In the eighties, between cutting lunches, doing school projects and running a family, Bronwyn set out on the long and difficult road to re-establish herself as a writer. She gradually became a regular contributor to an array of magazines and publications, most notably the Sydney Morning Herald and Parents Magazine. Under the popular pseudonym, Frances Storm, she wrote a regular light-hearted column on the trials of being a mother for local publication Sydney’s Child. In 1994 she became Bronwyn Donaghy, author, with her first book, Two and a Half Wishes, a children’s story. Shortly afterwards came a turning point in her career, the best selling book based on a real life tragedy, Anna’s Story, about teenage ecstacy victim Anna Wood. This was followed by commissioned works on adolescent health issues, Leaving Early and Unzipped, published with the support of the NSW Centre for the Advancement of Adolescent Health at the New Children’s Hospital, Westmead, NSW.  Her entertaining and common sense approach earned her an invitation to sit on the Advisory Board of this group, a professional writer among health professionals. She remained on the board until her death. In this period she also published an immensely entertaining chronicle of parenting adventures, Keeping Mum, a compendium of her Sydney’s Child columns.

Once again her lifelong ambition to write an adult novel was upstaged by her other passions, speaking and the well-being of tomorrow’s adults. She became Bronwyn Donaghy, motivational speaker, at schools, parent gatherings and conferences all over Australia. Her talks combined pithy and witty observations of parenting with her own intuitive practicality and humour, and her research into drugs, depression and sexuality among teenagers.  Her technical knowledge was based equally on her unusual ability to talk on their own level to both medical specialists and typical teenagers, including her own. With her innate talents in drama, humour and story telling, Bronwyn could capture her audience’s full attention for up to two hours at a time. Bookings had to be made over 6 months in advance because of the popularity of her sessions. Bronwyn’s family and close friends are still often approached by strangers who realised that they had heard her speak or read her books, to tell them how she touched their lives.

Marie Lou (ML)
Marie Lou (ML)

At the beginning of 1999, Bronwyn’s close friend Marie Lou, pictured, known and loved by all their children as Lulu, died of cancer after a five year battle.

Less than six months later Bronwyn was found to have a blood disorder, later diagnosed as aplastic anaemia, a failure of the bone marrow to reproduce red blood cells and platelets from the parent cells. She continued to work with unabated zeal, finally setting out to fulfill her main remaining dream, the Great Australian Novel. In December 2001 the manuscript was finally completed.  Small Acts of Kindness was Bronwyn’s crowning achievement, something that brought her more joy than even she could explain. As soon as it was finished, like the grim reaper waiting patiently in the wings, her condition deteriorated and she began hospital treatment.
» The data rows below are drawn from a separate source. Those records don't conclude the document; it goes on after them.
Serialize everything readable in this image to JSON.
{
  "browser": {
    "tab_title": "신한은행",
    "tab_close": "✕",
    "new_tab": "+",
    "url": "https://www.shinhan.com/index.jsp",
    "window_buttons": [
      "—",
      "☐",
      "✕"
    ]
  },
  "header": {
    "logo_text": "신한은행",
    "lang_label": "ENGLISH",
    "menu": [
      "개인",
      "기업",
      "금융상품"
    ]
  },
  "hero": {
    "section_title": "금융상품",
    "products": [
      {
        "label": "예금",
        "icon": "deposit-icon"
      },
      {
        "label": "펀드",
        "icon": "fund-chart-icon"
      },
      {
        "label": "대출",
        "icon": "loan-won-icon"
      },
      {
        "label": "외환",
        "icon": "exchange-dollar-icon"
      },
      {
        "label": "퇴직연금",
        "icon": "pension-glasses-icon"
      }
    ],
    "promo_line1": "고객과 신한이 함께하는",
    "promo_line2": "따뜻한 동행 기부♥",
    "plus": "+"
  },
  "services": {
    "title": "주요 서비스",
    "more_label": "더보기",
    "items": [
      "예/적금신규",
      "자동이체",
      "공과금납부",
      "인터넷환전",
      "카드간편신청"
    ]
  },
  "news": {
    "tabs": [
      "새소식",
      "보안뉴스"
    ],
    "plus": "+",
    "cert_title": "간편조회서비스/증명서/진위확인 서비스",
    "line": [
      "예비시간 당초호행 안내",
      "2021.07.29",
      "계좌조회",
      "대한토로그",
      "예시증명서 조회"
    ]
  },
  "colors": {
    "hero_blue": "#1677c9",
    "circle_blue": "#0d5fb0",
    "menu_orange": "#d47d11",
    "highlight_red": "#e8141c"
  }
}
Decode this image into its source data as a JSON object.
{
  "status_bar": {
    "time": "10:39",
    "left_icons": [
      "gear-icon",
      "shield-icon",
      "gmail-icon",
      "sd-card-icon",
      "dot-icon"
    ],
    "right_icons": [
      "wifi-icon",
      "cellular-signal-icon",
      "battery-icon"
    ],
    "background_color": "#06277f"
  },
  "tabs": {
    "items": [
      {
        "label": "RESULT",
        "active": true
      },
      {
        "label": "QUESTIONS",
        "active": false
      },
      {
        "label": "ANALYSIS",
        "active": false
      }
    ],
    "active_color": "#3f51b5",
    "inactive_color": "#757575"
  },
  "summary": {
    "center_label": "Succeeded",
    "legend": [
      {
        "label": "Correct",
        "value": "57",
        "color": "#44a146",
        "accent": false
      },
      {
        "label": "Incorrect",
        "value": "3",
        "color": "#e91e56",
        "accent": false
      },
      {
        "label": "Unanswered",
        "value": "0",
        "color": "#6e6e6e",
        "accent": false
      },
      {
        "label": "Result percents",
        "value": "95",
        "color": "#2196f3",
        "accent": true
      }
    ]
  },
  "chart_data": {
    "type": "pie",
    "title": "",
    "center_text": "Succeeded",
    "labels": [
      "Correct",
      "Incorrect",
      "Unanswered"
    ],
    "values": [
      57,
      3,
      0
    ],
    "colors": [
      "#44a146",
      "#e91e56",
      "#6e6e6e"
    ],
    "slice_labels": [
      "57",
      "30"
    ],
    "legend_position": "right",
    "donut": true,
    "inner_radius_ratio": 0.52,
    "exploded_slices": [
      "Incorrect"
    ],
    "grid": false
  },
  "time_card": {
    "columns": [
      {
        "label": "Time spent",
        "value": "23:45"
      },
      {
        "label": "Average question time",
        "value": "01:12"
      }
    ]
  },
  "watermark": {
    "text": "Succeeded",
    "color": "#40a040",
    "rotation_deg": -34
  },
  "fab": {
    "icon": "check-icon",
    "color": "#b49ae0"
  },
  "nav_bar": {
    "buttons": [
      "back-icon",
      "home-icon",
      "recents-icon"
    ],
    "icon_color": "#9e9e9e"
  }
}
For nearly seven months in 2002 Bronwyn was transfusion dependent. Although she was able to continue working between hospital visits and bouts of pain and illness, her condition did not respond to treatment and many engagements had to be cancelled. She was preparing for a bone marrow transplant when her defences to internal bleeding finally gave up.

Bronwyn Donaghy died on the 23 July, 2002, just two weeks after an acclaimed keynote address at the AHISA conference in Brisbane. See Her Last Year.   Small Acts of Kindness  was published by HarperCollins in August 2003.